Buildings Damaged: A M6 or M7 quake at the historic 1884 site could completely damage as many as 2,600, or 12,800 buildings, respectively. The most vulnerable areas in Manhattan, due to soft soil and construction type, would be Chinatown and the Upper East Side. Unreinforced masonry is the most vulnerable, most common construction type.
Debris: An M5 quake would generate 1.6 million tons of debris (comparable to 9/11); a M6 and M7 quake would generate about 40 and 132 million tons, respectively.
Lives Lost: A moderate M6 earthquake at 2:00 pm at the historic site could be expected to cause about 1,200 deaths. The greatest concentration of fatalities would occur in the New York City metro area, and in larger events, fatalities would increase proportionately.
Overall, the researchers determined that given the area’s historic seismicity, population density, and vulnerability of the region’s built environment, it is clear that even a moderate earthquake would have significant impact on the lives and economy of the Tri-State region.
The final report is available through the NYCEM group’s website.

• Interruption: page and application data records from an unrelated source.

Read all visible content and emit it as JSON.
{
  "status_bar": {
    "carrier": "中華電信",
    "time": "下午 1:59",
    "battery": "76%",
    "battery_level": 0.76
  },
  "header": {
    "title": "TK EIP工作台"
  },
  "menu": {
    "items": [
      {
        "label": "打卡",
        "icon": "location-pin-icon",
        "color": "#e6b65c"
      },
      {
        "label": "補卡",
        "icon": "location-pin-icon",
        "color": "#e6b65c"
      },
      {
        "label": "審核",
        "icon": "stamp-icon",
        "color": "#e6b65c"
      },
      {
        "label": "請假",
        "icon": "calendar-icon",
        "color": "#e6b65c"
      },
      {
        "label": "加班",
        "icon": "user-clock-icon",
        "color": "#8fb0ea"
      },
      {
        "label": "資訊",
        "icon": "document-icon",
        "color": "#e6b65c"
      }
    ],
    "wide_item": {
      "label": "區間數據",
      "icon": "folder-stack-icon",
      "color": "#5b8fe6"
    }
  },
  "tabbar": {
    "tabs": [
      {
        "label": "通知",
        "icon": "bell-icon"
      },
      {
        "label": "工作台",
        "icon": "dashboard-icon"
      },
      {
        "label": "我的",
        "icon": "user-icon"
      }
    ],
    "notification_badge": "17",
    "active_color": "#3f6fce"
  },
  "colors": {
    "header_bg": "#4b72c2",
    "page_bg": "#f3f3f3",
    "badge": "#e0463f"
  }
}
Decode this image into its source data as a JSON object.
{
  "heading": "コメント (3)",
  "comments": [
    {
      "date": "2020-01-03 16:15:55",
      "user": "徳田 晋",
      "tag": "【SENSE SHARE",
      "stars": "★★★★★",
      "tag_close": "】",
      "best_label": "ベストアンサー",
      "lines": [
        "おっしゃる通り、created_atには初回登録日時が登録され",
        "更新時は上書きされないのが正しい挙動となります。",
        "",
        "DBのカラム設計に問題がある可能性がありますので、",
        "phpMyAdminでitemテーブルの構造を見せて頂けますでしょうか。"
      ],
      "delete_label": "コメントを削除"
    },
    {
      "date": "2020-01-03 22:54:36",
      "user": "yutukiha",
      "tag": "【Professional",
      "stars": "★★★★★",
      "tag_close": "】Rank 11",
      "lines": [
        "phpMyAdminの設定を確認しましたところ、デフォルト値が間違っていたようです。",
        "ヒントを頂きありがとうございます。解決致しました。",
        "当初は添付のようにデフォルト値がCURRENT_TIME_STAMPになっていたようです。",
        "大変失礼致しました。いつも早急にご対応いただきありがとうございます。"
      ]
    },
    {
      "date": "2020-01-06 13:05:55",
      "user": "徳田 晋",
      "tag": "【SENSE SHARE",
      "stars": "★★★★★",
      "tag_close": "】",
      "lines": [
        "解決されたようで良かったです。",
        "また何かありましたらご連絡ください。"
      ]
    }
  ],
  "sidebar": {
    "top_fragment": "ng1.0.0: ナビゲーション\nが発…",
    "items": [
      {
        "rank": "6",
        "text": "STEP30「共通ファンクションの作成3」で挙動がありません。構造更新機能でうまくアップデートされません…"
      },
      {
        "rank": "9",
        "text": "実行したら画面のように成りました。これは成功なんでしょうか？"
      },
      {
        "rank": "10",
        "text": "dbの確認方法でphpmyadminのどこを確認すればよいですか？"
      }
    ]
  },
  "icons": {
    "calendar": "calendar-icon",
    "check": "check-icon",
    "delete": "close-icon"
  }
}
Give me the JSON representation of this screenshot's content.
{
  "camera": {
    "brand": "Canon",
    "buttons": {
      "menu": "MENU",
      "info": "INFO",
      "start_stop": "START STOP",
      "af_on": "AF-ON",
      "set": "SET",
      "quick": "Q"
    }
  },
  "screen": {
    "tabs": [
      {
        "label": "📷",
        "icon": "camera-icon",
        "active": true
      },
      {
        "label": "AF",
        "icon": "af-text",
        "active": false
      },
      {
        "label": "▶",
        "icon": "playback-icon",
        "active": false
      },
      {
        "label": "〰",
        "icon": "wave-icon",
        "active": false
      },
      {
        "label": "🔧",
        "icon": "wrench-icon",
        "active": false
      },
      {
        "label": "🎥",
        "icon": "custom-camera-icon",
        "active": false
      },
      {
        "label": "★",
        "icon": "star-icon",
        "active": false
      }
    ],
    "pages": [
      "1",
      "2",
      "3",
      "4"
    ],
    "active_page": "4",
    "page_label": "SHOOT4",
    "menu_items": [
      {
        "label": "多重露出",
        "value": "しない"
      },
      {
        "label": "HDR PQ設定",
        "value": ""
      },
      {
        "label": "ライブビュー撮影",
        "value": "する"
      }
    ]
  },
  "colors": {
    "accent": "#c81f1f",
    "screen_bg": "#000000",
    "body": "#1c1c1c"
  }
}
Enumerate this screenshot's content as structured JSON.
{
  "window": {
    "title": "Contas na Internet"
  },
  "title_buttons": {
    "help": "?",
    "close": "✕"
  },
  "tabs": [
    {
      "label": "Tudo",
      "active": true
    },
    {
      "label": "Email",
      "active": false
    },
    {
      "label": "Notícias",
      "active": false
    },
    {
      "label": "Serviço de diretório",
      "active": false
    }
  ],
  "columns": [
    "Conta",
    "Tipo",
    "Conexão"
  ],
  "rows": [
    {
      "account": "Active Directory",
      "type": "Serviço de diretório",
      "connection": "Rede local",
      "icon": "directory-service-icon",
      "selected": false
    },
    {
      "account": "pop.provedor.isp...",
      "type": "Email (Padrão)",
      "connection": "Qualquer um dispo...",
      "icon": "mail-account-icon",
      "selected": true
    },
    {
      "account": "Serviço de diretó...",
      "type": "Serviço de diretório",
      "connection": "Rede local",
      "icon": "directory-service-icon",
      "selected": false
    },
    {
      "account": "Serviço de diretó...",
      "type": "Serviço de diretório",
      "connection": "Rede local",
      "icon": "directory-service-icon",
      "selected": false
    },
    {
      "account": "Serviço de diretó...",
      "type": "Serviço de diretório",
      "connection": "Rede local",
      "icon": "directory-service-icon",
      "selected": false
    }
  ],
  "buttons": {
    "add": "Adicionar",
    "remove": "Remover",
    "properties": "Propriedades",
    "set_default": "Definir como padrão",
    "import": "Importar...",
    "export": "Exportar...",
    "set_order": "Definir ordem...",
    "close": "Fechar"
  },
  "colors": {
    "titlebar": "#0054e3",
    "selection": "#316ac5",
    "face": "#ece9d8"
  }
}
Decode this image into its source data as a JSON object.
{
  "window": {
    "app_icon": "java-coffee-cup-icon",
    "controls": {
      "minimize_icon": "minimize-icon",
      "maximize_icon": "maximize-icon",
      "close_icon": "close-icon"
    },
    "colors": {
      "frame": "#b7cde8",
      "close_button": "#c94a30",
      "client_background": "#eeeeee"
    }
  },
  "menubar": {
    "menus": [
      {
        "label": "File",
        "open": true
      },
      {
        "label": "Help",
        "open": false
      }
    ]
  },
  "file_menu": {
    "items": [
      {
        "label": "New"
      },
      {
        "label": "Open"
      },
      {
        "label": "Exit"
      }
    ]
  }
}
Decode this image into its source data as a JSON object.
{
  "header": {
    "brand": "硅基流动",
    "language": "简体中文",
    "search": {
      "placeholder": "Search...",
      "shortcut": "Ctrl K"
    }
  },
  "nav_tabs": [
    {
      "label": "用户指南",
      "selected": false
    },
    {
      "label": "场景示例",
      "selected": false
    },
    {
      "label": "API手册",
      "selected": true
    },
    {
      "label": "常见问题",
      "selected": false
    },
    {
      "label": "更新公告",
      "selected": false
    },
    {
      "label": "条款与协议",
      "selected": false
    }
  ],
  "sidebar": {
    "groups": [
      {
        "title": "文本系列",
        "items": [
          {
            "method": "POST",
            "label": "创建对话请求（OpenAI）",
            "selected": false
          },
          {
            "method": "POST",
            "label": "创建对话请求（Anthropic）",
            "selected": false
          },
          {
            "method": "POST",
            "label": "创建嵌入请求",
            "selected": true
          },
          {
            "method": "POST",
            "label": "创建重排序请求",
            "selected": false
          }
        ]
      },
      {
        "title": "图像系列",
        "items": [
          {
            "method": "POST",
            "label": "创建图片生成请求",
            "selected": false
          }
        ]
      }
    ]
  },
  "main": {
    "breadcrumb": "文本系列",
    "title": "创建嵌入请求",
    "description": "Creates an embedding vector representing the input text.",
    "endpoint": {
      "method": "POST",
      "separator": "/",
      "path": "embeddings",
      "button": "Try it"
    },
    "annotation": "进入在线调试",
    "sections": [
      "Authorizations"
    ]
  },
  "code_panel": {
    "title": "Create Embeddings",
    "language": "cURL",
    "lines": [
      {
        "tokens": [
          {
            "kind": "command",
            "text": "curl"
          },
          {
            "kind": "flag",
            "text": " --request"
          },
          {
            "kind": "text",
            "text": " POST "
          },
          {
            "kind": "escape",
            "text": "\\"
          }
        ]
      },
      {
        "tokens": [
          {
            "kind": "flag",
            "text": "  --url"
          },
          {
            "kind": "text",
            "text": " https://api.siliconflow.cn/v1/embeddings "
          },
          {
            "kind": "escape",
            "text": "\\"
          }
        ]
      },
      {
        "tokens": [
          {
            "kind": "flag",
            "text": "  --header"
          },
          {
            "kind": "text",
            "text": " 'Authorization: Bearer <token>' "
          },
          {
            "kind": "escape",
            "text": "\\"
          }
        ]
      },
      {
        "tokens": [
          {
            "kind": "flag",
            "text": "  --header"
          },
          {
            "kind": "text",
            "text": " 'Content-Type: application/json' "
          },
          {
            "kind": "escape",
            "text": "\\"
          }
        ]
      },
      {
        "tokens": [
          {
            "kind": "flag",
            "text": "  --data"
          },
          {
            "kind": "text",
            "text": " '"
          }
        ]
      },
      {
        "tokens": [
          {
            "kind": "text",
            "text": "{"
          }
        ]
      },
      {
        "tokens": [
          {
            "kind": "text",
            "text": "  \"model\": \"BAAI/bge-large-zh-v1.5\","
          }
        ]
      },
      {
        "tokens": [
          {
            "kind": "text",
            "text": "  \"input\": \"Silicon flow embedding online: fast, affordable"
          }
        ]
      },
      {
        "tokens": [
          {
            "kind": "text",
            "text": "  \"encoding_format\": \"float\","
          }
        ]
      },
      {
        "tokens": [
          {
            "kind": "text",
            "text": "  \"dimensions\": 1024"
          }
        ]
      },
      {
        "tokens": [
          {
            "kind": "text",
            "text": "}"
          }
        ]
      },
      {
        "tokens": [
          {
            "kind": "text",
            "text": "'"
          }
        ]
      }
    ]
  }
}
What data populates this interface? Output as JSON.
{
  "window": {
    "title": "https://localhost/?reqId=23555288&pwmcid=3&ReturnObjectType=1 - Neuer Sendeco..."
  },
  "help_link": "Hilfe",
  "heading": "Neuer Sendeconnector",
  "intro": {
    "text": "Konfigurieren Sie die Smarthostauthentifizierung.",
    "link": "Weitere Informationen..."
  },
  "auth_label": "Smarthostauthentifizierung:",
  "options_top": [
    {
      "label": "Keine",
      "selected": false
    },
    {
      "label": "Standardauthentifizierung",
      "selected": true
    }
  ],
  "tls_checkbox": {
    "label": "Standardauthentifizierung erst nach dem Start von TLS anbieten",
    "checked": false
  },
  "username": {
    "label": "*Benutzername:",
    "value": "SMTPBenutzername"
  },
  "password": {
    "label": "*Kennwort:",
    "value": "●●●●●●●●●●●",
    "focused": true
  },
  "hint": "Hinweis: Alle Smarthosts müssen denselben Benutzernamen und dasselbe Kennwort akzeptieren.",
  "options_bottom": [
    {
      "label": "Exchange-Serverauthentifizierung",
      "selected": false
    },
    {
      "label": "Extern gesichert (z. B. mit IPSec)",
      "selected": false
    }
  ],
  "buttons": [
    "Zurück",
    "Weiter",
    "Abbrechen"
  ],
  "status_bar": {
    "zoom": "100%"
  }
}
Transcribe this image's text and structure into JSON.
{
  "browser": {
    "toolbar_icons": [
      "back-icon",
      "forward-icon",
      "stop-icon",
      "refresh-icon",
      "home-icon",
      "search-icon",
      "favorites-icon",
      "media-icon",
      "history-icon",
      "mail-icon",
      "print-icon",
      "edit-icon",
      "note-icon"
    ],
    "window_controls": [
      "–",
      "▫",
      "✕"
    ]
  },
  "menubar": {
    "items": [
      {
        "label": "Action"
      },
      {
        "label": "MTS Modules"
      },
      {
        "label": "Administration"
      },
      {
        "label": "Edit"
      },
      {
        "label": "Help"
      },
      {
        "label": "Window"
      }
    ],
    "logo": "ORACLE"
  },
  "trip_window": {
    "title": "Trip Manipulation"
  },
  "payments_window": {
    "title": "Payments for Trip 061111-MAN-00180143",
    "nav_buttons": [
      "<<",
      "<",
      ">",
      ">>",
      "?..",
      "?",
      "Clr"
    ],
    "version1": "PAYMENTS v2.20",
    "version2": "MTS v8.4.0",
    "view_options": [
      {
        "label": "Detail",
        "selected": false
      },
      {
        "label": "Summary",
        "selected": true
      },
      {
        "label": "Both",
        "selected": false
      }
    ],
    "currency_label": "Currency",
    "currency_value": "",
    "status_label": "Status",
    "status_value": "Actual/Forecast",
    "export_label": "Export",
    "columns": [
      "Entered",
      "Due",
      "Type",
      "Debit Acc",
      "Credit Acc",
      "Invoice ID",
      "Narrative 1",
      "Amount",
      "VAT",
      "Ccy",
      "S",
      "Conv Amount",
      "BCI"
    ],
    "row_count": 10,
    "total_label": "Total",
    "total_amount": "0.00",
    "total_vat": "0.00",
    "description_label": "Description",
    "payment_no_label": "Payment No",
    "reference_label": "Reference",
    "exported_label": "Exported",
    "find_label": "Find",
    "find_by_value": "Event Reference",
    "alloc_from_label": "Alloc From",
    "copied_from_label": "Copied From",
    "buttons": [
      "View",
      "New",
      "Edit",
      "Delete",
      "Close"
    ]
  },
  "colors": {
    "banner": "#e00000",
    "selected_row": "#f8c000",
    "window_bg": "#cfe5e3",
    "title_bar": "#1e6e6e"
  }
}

Key contributors to the NYCEM project and final report include Klaus Jacob, Lamont Doherty Earth Observatory; Daniel O’Brien, New York State Emergency Management Office; Bruce Swiren, Federal Emergency Management Agency, Region II; Michael Tantala, Tantala Associates, Consulting Engineers; George Deodatis, Columbia University; Guy Nordenson, Princeton University; Mary Ann Marrocolo, New York City Emergency Management Office; Michael Augustyniak, New Jersey State Police; Jane Stoyle, George Lee and Michel Bruneau, MCEER and Andrea Dargush, formerly of MCEER.